3. A storm window consisting of a frame having parallel upright channel members and a.v

canopy at the top thereof, a roll of flexible sheet material revolubly mounted in the canopy, a roll of protective sheeting within the canopy and interleaved between convolutions of the transparent sheet material, said frame being constructed and adapted to flt within a window opening, the edges of said transparent sheet extending into said channel members upon withdrawal of said transparent sheet from said canopy, said channel members including felt guide strips between which the flexible transparent sheet is movable and means foradiusting the pressure of the strips upon said transparent sheet.

ALBERT B. GLENN.

CARL J. MARTELL.

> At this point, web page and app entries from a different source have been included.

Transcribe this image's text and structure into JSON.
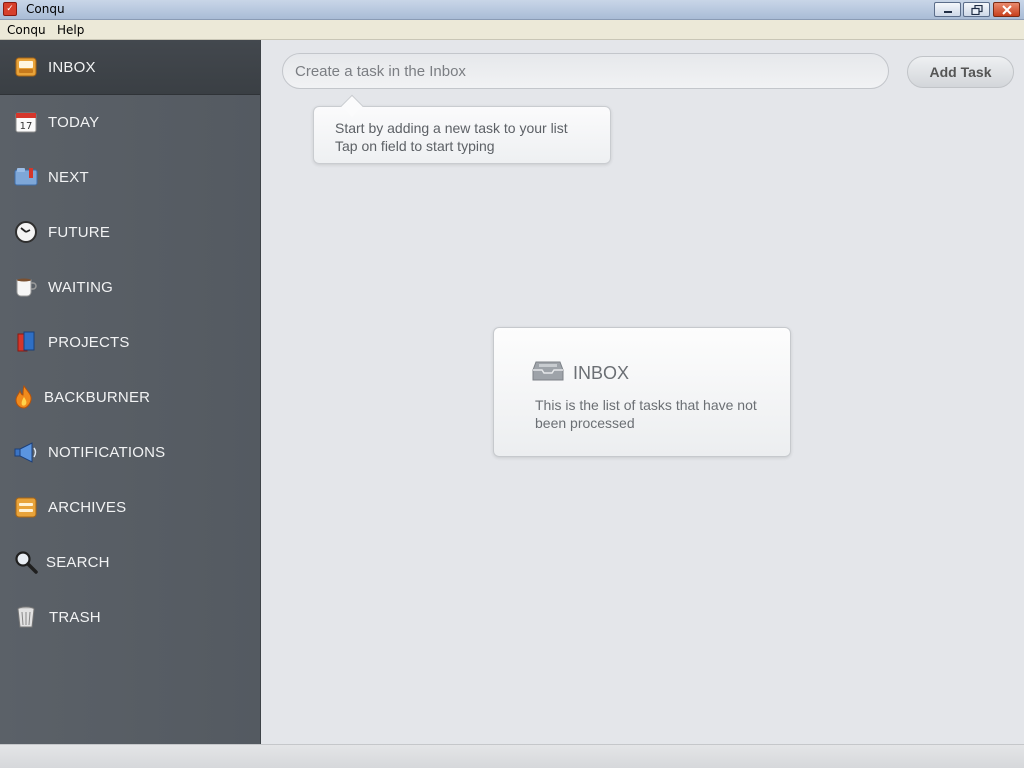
{
  "window": {
    "title": "Conqu",
    "app_icon_glyph": "✓"
  },
  "menu": {
    "items": [
      "Conqu",
      "Help"
    ]
  },
  "sidebar": {
    "active_index": 0,
    "items": [
      {
        "label": "INBOX",
        "icon": "inbox-tray-icon"
      },
      {
        "label": "TODAY",
        "icon": "calendar-icon",
        "calendar_day": "17"
      },
      {
        "label": "NEXT",
        "icon": "folder-icon"
      },
      {
        "label": "FUTURE",
        "icon": "clock-icon"
      },
      {
        "label": "WAITING",
        "icon": "coffee-cup-icon"
      },
      {
        "label": "PROJECTS",
        "icon": "books-icon"
      },
      {
        "label": "BACKBURNER",
        "icon": "flame-icon"
      },
      {
        "label": "NOTIFICATIONS",
        "icon": "megaphone-icon"
      },
      {
        "label": "ARCHIVES",
        "icon": "archive-box-icon"
      },
      {
        "label": "SEARCH",
        "icon": "magnifier-icon"
      },
      {
        "label": "TRASH",
        "icon": "trash-can-icon"
      }
    ]
  },
  "main": {
    "task_input": {
      "value": "",
      "placeholder": "Create a task in the Inbox"
    },
    "add_task_label": "Add Task",
    "tooltip": {
      "line1": "Start by adding a new task to your list",
      "line2": "Tap on field to start typing"
    },
    "info_card": {
      "title": "INBOX",
      "description": "This is the list of tasks that have not been processed",
      "icon": "inbox-tray-icon"
    }
  },
  "colors": {
    "sidebar_bg": "#575d64",
    "sidebar_active": "#3f4449",
    "main_bg": "#e4e6ea",
    "text_muted": "#6b6f74"
  }
}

Referenced by
Citing PatentFiling datePublication dateApplicantTitle
US2579788 *Sep 29, 1950Dec 25, 1951Columbia Mills IncCombination bracket
US3211492 *Apr 30, 1963Oct 12, 1965Gen Motors CorpFlexible glass window regulating means
US3214213 *Apr 30, 1963Oct 26, 1965Gen Motors CorpFlexible glass vehicle window
US3311160 *Dec 8, 1965Mar 28, 1967Edward BarbourWindow shade construction
US3803762 *May 23, 1966Apr 16, 1974Corning Glass WorksFlexible glass body assemblies
US4333511 *Oct 9, 1979Jun 8, 1982Johnston David RWindow insulations
US4369829 *Jun 23, 1980Jan 25, 1983Casiday John JWindow unit for storm windows
US4862942 *Feb 29, 1988Sep 5, 1989Johnson Lance ARoller window screen
US5445209 *Jun 4, 1993Aug 29, 1995Lichy; Dale M.Guide system for vertically moveable flexible door
US5482104 *Nov 12, 1993Jan 9, 1996Lichy; Dale M.Guide system for vertically moveable flexible door
US20130042981 *Aug 19, 2011Feb 21, 2013Cornell Ironworks EnterprisesAssembly for Insulating a Door Curtain
Classifications
U.S. Classification160/23.1, 160/121.1, 160/DIG.800, 160/269
International ClassificationE06B9/40
Cooperative ClassificationE06B9/40, Y10S160/08
European ClassificationE06B9/40